The energy was high and the excitement palpable Thursday night at the Rialto Center for the Arts as the community gathered for a special preview screening of the American Experience documentary The Harvest.  Pulitzer Prize-winning author Douglas A. Blackmon looks back on his experience as a member of the first class of Black and white children to attend all 12 grades together in Leland, Mississippi, in the documentary film. The film, produced by Blackmon and Sam Pollard and executive produced by Cameo George, is a deeply personal depiction of one Southern town’s painful struggle to integrate its public schools and the continuing repercussions still felt more than 50 years later.

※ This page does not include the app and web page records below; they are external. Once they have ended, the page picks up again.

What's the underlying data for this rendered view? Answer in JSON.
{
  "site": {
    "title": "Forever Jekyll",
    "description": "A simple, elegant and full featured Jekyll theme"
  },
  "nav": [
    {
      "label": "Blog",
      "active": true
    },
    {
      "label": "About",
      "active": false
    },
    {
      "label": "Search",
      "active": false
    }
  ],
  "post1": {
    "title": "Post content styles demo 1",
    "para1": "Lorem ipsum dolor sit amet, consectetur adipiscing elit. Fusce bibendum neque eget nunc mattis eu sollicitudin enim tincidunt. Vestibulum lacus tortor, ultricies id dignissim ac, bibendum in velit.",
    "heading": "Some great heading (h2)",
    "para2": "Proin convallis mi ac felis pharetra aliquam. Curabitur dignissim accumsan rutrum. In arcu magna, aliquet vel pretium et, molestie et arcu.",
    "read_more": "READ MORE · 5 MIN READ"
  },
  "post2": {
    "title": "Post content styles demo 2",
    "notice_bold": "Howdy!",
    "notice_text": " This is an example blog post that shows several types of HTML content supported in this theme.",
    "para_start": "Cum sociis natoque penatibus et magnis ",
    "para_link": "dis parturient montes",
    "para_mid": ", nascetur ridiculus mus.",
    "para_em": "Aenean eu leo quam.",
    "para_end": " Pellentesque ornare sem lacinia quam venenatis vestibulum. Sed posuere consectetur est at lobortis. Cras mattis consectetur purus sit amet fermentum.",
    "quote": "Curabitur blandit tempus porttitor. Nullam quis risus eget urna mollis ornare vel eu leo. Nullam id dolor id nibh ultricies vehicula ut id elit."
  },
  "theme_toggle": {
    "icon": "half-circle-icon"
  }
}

After the screening there was a discussion moderated by Dr. Clarissa Myrick-Harris, professor of Africana Studies at Morehouse College.  She and filmmaker Douglas Blackmon with film producer Sam Pollard engaged the audience in conversation to reflect on their personal experiences with integration.  It was a powerful evening that opens the door for more exploration. “This screening is only the beginning, as we, over the next year, will be uncovering more of Georgia’s desegregation stories,” said Georgia Humanities Vice President Kelly Caudle (see Georgia Humanities' schedule of events).

For more about the Douglas Blackmon, check out Peter Biello's interview with him (and find it among many great local stories in the Georgia Today podcast).  

The Harvest: Integrating Mississippi's Schools will premiere on AMERICAN EXPERIENCE on GPB on Tuesday, September 12 at 9 p.m. It will also be available to stream online at  The broadcast is part of a special two-night event exploring the mixed legacy of school integration on PBS, and the PBS App. “The Harvest” will be preceded on PBS by the premiere of “The Busing Battleground” on Sept. 11.